Published 12:00 am Saturday, February 27, 2010

chief’s hiring official; first day Monday

Jason Tatum will start Monday as director of Vicksburg Warren E-911 Dispatch Center after commissioners forewent a formal vote on the position.

The 36-year-old former Warren County deputy was approved to head up the centralized emergency dispatch center at First North and Clay streets following a vote Feb. 16, District 1 Supervisor and E-911 Commission chairman David McDonald said.

Email newsletter signup

Sign up for The Vicksburg Post's free newsletters

Check which newsletters you would like to receive
  • Vicksburg News: Sent daily at 5 am
  • Vicksburg Sports: Sent daily at 10 am
  • Vicksburg Living: Sent on 15th of each month

Originally, Tatum faced official approval after the vote 11 days ago was said to be informal and, thus, non-binding. McDonald said Friday he recorded minutes from the mid-month, re-convened session and that Tatum was approved by six of seven commissioners who attended the regular meeting Wednesday. During official meetings, a secretary employed by the center takes board minutes.

Sheriff Martin Pace said he recused himself from the proceedings because one of the candidates was a current sheriff’s department employee.

Tatum, a Vicksburg native, was a deputy from 1995 to 2001, then headed up security at River Region Medical Center until 2005. Most recently, he worked as a safety coordinator with Birmingham-based BE&K Construction. Six had applied for the job, with three interviewed. It pays $48,500 annually.

Deputy director Nicole Vera, an eight-year employee who also interviewed for the job, will train Tatum while retaining her position, which pays $44,720.
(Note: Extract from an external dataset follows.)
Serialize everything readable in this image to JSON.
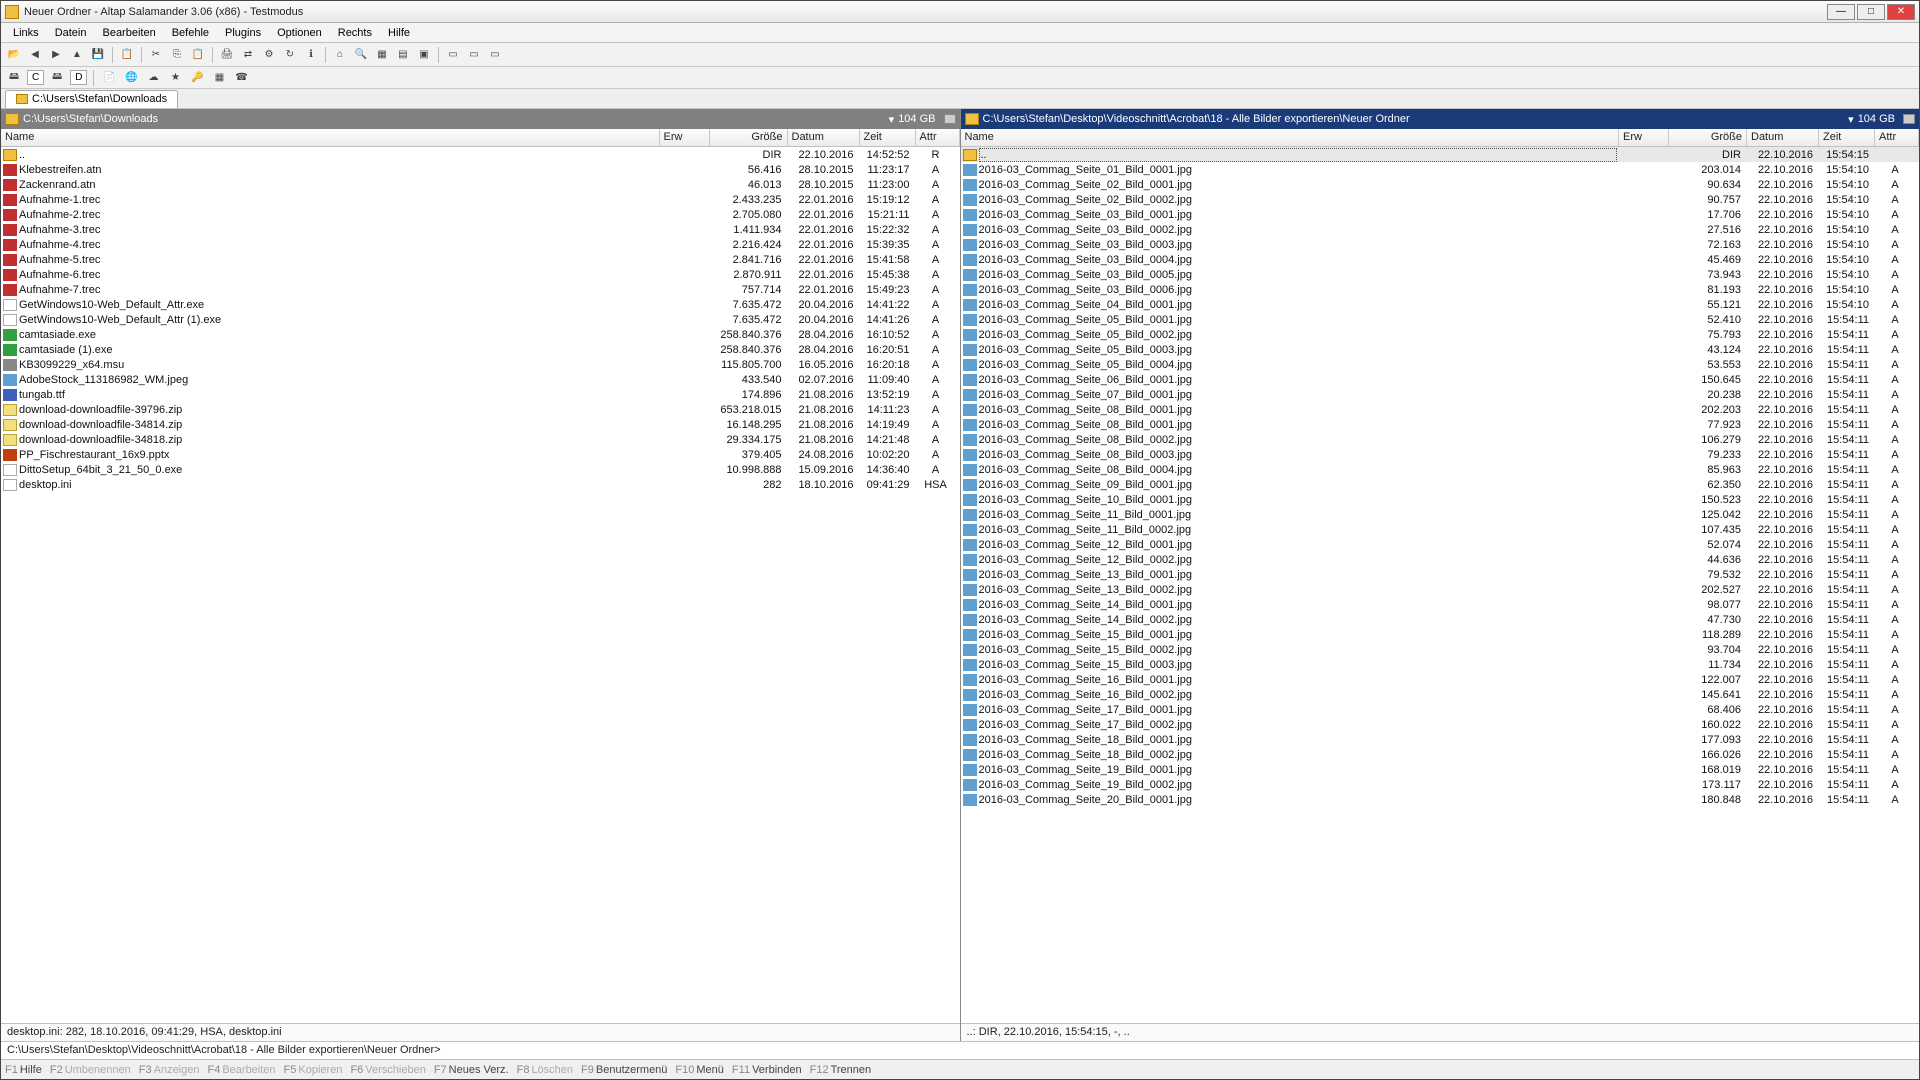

Business tabled until the panel meets again March 31 involves whether the center will provide staff to enter data into a statewide domestic abuse protection order registry. The Attorney General’s Office has worked with court clerks, law enforcement agencies and the Department of Public Safety to develop the registry, intended to be an online program into which data is entered on every protection order issued in Mississippi so domestic violence offenses can be tracked across jurisdictions and sent to a national criminal database. Pace and Vicksburg Deputy Police Chief John Dolan, a former sheriff’s deputy, appeared before the commission Wednesday to see whether the center can take up the task.

The center operates on about $1.3 million annually, a figure that has risen since voters approved centralized dispatch in 1989. Salaries for secretaries, the deputy director and director — which account for roughly $500,000 of the annual budget — are paid for via surcharges added to home and cell phone bills. Dispatchers’ salaries are paid for with a 65 percent contribution from the city and a 35 percent contribution from the county.

Authorities for emergency calls have been headquartered at Clay and First North streets since last January, completing a $2.5 million equipment upgrade and facility renovation. Part of the upgrade involves improving the center’s capability to locate all emergency calls from cell phones.

Commission posts are held by McDonald, Pace, Vicksburg Mayor Paul Winfield, Vicksburg Police Chief Walter Armstrong, Vicksburg Fire Chief Charles Atkins, Warren County Volunteer Fire Coordinator Kelly Worthy and Warren County Emergency Management Director Gwen Coleman.

Contact Danny Barrett Jr. at dbarrett@vicksburgpost.com